EXERCISE DETAILS =>
Repeat the entire listing below exactly.

─── DATASET ENTRIES ───

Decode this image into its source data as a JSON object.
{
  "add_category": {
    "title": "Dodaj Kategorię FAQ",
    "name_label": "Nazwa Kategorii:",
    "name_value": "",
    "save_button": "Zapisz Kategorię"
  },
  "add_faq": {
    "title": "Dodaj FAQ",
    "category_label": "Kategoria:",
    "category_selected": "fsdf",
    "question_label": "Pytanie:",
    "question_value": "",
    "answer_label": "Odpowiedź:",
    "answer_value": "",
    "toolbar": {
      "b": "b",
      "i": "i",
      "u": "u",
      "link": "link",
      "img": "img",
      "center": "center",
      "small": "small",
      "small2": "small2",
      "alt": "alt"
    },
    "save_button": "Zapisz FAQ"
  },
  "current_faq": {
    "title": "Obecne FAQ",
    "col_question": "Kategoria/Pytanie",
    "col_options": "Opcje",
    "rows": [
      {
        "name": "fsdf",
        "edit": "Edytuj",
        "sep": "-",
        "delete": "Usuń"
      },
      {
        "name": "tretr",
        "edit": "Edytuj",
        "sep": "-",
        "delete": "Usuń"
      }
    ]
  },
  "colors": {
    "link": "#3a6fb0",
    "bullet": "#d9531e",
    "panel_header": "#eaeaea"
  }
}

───

EXERCISE RESPONSE =>
Decode this image into its source data as a JSON object.
{
  "add_category": {
    "title": "Dodaj Kategorię FAQ",
    "name_label": "Nazwa Kategorii:",
    "name_value": "",
    "save_button": "Zapisz Kategorię"
  },
  "add_faq": {
    "title": "Dodaj FAQ",
    "category_label": "Kategoria:",
    "category_selected": "fsdf",
    "question_label": "Pytanie:",
    "question_value": "",
    "answer_label": "Odpowiedź:",
    "answer_value": "",
    "toolbar": {
      "b": "b",
      "i": "i",
      "u": "u",
      "link": "link",
      "img": "img",
      "center": "center",
      "small": "small",
      "small2": "small2",
      "alt": "alt"
    },
    "save_button": "Zapisz FAQ"
  },
  "current_faq": {
    "title": "Obecne FAQ",
    "col_question": "Kategoria/Pytanie",
    "col_options": "Opcje",
    "rows": [
      {
        "name": "fsdf",
        "edit": "Edytuj",
        "sep": "-",
        "delete": "Usuń"
      },
      {
        "name": "tretr",
        "edit": "Edytuj",
        "sep": "-",
        "delete": "Usuń"
      }
    ]
  },
  "colors": {
    "link": "#3a6fb0",
    "bullet": "#d9531e",
    "panel_header": "#eaeaea"
  }
}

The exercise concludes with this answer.